-- THE RECORDS follows --
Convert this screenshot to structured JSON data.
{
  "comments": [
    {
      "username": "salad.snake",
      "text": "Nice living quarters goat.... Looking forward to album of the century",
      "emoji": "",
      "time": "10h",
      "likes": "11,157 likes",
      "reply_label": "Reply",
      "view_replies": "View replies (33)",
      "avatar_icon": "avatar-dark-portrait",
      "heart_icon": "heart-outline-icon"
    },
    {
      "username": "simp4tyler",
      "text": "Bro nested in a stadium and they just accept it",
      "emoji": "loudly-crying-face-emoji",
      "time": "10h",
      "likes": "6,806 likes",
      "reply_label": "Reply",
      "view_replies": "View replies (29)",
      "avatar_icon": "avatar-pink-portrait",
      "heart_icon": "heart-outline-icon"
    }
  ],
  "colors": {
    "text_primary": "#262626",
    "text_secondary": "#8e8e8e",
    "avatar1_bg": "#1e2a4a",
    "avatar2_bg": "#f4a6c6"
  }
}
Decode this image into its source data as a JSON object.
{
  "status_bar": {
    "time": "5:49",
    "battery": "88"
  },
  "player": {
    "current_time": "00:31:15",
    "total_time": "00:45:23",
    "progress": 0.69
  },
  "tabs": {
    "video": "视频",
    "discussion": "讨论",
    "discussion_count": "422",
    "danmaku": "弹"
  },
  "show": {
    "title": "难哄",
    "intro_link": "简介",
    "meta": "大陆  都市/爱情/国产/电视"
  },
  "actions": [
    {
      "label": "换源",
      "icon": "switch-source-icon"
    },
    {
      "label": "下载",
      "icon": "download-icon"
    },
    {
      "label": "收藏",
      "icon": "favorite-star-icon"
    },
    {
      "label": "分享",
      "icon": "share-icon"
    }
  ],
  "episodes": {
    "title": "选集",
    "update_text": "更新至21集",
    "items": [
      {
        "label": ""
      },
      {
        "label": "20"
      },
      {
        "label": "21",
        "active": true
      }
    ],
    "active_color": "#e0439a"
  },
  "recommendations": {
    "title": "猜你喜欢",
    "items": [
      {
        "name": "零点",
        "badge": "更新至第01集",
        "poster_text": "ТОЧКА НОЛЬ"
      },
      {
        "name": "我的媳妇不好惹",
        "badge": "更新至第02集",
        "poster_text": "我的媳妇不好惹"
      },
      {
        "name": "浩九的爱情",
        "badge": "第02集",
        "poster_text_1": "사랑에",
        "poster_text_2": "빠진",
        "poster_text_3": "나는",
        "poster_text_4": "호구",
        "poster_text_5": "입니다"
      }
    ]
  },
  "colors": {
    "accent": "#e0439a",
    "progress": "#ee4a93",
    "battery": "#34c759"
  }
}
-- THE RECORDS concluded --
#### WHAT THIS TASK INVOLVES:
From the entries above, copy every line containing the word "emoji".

#### OUTPUT:
      "emoji": "",
      "emoji": "loudly-crying-face-emoji",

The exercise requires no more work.